::: Material to process
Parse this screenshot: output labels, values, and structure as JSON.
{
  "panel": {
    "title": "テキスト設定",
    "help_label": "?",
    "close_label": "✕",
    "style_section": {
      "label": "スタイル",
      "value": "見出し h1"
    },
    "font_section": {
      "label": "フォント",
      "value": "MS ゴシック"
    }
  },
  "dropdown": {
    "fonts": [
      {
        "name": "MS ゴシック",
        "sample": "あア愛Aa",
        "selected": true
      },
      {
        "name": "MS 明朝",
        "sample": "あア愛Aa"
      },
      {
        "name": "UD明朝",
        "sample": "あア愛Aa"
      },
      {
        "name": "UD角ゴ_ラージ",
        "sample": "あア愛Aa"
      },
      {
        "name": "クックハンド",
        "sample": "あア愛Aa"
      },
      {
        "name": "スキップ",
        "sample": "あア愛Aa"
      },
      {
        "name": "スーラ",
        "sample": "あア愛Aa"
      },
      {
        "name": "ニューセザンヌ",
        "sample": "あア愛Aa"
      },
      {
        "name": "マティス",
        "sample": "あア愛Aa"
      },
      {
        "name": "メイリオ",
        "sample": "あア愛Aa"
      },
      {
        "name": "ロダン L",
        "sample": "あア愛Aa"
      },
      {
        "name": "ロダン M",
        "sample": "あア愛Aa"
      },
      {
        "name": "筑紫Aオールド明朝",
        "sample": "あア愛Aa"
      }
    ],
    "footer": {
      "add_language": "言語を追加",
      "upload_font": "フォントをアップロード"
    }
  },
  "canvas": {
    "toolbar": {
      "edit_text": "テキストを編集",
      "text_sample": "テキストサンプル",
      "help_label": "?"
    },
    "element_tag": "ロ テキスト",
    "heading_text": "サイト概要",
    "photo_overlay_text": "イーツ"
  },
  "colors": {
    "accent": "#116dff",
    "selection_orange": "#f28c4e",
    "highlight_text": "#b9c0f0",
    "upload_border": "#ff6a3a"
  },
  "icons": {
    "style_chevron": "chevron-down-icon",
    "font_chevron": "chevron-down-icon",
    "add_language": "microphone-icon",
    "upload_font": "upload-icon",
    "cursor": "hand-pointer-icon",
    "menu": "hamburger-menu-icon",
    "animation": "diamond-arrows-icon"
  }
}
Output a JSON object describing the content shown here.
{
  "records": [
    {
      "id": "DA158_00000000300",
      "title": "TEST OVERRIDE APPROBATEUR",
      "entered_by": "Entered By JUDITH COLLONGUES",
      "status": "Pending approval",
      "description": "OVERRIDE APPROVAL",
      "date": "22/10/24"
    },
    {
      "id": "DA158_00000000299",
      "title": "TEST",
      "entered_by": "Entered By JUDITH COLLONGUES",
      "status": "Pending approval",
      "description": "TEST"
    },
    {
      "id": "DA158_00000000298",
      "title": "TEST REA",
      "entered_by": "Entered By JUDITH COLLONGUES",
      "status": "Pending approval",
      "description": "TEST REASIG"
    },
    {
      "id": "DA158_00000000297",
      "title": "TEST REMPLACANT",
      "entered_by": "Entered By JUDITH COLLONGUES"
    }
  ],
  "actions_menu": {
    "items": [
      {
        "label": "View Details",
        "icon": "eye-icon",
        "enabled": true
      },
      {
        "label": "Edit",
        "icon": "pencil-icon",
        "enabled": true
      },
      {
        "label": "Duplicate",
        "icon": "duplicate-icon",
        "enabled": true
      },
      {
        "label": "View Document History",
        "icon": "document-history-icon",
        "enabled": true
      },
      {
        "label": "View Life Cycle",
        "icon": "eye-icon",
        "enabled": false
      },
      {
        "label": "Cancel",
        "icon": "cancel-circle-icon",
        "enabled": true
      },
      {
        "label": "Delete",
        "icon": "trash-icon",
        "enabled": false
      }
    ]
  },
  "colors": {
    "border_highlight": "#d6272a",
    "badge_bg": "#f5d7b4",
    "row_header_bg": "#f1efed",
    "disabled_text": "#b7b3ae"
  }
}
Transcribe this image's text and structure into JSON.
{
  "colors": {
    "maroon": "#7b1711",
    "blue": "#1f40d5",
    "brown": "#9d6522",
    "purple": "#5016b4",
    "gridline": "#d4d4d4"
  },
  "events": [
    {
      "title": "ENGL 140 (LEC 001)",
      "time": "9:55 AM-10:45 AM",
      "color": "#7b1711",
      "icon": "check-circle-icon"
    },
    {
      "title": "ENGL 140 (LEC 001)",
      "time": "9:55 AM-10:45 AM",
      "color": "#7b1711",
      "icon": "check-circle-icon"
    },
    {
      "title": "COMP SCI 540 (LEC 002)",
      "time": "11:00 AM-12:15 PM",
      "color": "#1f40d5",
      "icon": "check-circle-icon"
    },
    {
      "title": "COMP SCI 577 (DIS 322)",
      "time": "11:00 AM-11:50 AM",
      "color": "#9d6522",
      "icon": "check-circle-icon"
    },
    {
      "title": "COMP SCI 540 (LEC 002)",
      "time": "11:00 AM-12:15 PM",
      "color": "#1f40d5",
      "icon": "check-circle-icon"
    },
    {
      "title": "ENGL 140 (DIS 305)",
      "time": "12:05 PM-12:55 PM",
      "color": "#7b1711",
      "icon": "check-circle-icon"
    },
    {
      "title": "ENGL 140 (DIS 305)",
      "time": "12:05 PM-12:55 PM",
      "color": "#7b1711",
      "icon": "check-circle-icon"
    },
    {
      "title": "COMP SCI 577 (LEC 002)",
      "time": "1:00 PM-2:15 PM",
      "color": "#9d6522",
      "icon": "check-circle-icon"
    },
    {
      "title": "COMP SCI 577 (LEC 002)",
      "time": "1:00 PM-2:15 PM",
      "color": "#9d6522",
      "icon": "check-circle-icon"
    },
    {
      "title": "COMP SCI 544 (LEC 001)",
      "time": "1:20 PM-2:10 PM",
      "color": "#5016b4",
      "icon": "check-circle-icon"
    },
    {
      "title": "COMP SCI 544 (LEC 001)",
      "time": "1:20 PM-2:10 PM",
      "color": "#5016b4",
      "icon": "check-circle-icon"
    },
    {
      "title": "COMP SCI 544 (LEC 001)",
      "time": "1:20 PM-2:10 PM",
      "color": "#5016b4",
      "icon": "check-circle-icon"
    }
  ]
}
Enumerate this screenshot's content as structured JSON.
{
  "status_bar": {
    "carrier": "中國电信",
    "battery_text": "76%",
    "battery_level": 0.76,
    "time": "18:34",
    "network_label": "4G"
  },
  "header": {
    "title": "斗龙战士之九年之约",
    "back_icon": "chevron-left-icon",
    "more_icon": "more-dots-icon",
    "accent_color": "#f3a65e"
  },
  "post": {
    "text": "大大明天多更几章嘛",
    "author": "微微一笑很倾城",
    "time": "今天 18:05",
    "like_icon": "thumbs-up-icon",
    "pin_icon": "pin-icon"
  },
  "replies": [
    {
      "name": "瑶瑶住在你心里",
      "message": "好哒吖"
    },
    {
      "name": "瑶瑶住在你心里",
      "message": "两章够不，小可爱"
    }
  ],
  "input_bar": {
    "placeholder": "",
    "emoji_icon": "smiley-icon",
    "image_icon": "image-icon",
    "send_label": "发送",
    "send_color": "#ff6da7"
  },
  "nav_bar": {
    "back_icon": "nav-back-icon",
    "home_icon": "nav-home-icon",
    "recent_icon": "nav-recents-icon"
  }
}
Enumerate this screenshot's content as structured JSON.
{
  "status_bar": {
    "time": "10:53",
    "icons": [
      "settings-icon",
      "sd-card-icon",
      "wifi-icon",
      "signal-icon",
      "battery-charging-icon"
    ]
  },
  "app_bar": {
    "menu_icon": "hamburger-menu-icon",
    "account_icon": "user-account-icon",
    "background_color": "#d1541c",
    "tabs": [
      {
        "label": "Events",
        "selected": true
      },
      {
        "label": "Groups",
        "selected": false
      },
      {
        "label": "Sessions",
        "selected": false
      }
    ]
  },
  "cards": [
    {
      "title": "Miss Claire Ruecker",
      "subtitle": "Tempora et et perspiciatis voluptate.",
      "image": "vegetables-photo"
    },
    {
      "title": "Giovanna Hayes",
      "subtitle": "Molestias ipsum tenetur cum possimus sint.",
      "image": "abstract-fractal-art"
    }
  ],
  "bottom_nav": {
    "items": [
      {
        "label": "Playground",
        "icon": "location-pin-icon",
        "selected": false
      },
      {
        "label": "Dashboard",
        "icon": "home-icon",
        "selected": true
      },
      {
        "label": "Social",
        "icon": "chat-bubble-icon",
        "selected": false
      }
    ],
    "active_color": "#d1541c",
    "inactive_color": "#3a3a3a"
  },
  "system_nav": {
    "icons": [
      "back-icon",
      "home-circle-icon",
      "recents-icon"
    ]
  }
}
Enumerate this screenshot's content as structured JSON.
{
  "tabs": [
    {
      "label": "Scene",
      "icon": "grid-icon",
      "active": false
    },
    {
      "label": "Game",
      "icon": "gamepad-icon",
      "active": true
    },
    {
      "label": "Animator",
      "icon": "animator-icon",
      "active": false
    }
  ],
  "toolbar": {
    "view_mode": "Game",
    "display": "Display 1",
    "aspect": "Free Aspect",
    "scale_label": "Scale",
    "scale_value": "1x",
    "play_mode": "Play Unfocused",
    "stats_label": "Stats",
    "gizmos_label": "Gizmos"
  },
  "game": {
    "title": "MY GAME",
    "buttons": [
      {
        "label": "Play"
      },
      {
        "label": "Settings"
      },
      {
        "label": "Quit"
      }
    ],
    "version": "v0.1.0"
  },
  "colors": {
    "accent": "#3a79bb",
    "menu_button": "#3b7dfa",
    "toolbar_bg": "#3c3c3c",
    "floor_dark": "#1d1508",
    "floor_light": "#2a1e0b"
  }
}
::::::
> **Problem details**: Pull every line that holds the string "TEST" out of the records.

> **Solution for this exercise**:
      "title": "TEST OVERRIDE APPROBATEUR",
      "title": "TEST",
      "description": "TEST"
      "title": "TEST REA",
      "description": "TEST REASIG"
      "title": "TEST REMPLACANT",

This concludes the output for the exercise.